Data about app and page elements:

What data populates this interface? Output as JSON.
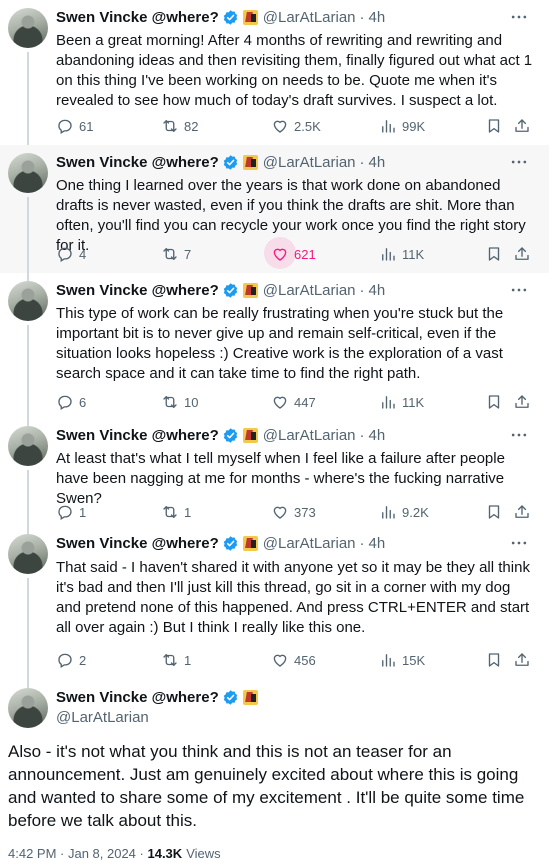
{
  "author": {
    "name": "Swen Vincke @where?",
    "handle": "@LarAtLarian"
  },
  "tweets": [
    {
      "time": "4h",
      "text": "Been a great morning! After 4 months of rewriting and rewriting and abandoning ideas and then revisiting them, finally figured out what act 1 on this thing I've been working on needs to be. Quote me when it's revealed to see how much of today's draft survives. I suspect a lot.",
      "replies": "61",
      "reposts": "82",
      "likes": "2.5K",
      "views": "99K"
    },
    {
      "time": "4h",
      "text": "One thing I learned over the years is that work done on abandoned drafts is never wasted, even if you think the drafts are shit. More than often, you'll find you can recycle your work once you find the right story for it.",
      "replies": "4",
      "reposts": "7",
      "likes": "621",
      "views": "11K"
    },
    {
      "time": "4h",
      "text": "This type of work can be really frustrating when you're stuck but the important bit is to never give up and remain self-critical, even if the situation looks hopeless :) Creative work is the exploration of a vast search space and it can take time to find the right path.",
      "replies": "6",
      "reposts": "10",
      "likes": "447",
      "views": "11K"
    },
    {
      "time": "4h",
      "text": "At least that's what I tell myself when I feel like a failure after people have been nagging at me for months - where's the fucking narrative Swen?",
      "replies": "1",
      "reposts": "1",
      "likes": "373",
      "views": "9.2K"
    },
    {
      "time": "4h",
      "text": "That said - I haven't shared it with anyone yet so it may be they all think it's bad and then I'll just kill this thread, go sit in a corner with my dog and pretend none of this happened. And press CTRL+ENTER and start all over again :) But I think I really like this one.",
      "replies": "2",
      "reposts": "1",
      "likes": "456",
      "views": "15K"
    }
  ],
  "main_tweet": {
    "text": "Also - it's not what you think and this is not an teaser for an announcement. Just am genuinely excited about where this is going and wanted to share some of my excitement . It'll be quite some time before we talk about this.",
    "timestamp": "4:42 PM · Jan 8, 2024",
    "views_count": "14.3K",
    "views_label": "Views"
  },
  "colors": {
    "verified": "#1d9bf0",
    "like_active": "#f91880",
    "muted": "#536471"
  },
  "icons": [
    "reply-icon",
    "repost-icon",
    "like-icon",
    "views-icon",
    "bookmark-icon",
    "share-icon",
    "more-icon",
    "verified-icon"
  ]
}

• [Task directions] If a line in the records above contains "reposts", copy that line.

• [Solution]
      "reposts": "82",
      "reposts": "7",
      "reposts": "10",
      "reposts": "1",
      "reposts": "1",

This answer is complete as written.